The only thing that’s not absolutely terrible when considering all of this is the fact that he’s 36-years-old, he’ll be 37 on June 25, so he probably didn’t have too much longer in the sport regardless. Who knows though, he trained BJJ exclusively until he got into MMA. He’d trained in other arts in his youth of course, but he didn’t take a lot of damage, not even in his fights, so he may have had a longer window than most.

This is an overwhelmingly sad story. He had so many things going for him, he could’ve accomplished so much more. Could he have again defeated Mousasi in the rematch? Could he have racked up a number of title defenses? It’s all guesses what he could’ve become at this point. His striking was very good too, especially considering how good his grappling is. You’d think, to be that good on the mat, it must take away from your time to train striking, but he was great everywhere. He had great round kicks of all sorts, he had great knees, and his hands were developed as well.

From being just the second American BJJ black belt (BJ Penn) to ever win a BJJ World Championship, to becoming a four-time BJJ World Champion, to becoming a world champion in mixed martial arts, he’s a very special individual. Not many can become that good at anything, let alone achieve greatness. He touched it, but it’s been taken away because of these horrible circumstances. He finishes off his MMA career with a perfect, unblemished record of 10-0, while having gone out on top as world champion.

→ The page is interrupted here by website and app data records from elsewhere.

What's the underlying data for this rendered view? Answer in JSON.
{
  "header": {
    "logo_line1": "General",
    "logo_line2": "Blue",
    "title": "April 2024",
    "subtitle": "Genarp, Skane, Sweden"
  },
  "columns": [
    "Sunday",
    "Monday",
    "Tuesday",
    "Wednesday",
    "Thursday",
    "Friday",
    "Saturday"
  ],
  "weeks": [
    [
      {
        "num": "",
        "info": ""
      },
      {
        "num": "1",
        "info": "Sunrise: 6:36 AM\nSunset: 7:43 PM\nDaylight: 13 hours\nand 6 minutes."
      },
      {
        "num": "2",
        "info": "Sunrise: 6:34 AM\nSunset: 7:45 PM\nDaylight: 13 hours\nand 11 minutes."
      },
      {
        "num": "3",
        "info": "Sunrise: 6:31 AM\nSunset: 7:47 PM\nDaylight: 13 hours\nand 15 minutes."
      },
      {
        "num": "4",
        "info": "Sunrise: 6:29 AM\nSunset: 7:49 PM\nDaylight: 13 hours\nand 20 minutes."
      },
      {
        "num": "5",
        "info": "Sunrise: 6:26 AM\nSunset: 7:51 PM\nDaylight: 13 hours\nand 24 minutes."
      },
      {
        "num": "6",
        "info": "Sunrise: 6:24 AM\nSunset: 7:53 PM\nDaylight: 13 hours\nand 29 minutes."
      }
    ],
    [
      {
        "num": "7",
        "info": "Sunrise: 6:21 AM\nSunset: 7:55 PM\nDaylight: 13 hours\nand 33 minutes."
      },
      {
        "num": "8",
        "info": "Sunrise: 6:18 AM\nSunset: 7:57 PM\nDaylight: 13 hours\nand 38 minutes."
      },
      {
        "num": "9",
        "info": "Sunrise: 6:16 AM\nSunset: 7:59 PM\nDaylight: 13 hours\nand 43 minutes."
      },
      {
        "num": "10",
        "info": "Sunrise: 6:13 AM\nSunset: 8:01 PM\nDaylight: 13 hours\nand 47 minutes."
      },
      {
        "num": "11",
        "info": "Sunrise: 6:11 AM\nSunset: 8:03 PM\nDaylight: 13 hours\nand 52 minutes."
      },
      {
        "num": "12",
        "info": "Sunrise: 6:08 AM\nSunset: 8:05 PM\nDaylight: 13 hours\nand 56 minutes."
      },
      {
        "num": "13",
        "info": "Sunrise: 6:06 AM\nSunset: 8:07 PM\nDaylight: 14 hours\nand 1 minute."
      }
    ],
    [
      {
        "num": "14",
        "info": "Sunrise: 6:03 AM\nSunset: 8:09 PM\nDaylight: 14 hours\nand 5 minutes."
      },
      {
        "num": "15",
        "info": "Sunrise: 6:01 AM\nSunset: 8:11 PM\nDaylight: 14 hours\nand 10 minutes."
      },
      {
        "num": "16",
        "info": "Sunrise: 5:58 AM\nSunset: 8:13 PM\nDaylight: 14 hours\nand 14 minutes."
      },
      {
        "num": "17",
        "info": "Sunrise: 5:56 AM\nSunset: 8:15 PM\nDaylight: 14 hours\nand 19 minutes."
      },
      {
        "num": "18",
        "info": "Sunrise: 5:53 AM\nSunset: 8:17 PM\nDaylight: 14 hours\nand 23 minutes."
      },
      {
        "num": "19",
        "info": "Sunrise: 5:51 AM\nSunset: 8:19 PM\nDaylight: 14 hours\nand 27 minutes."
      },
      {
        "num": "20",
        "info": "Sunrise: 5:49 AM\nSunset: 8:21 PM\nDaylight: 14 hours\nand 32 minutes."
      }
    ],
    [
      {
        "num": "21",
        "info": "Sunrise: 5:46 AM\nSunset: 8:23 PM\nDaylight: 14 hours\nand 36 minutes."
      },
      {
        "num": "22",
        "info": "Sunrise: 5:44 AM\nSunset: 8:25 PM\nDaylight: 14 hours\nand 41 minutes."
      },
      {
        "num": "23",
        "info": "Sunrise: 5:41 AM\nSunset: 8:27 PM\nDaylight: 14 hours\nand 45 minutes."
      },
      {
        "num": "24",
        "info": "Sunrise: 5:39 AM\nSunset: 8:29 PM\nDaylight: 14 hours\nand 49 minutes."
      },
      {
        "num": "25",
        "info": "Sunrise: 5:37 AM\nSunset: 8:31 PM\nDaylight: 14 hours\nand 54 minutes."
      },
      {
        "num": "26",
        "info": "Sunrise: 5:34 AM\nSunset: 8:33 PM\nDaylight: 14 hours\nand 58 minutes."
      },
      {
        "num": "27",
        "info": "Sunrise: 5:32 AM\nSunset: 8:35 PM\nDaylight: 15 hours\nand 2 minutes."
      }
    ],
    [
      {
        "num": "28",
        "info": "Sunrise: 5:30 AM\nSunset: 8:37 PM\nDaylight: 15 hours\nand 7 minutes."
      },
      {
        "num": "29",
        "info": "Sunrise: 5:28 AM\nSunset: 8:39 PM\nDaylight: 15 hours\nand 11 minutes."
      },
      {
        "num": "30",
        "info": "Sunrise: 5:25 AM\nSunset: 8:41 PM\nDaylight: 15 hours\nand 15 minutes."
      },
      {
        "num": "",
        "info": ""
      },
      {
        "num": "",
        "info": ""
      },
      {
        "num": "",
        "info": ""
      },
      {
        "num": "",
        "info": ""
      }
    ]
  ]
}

How would Rafael Lovato Jr.’s career have gone if this wasn’t an issue and he was able to continue fighting?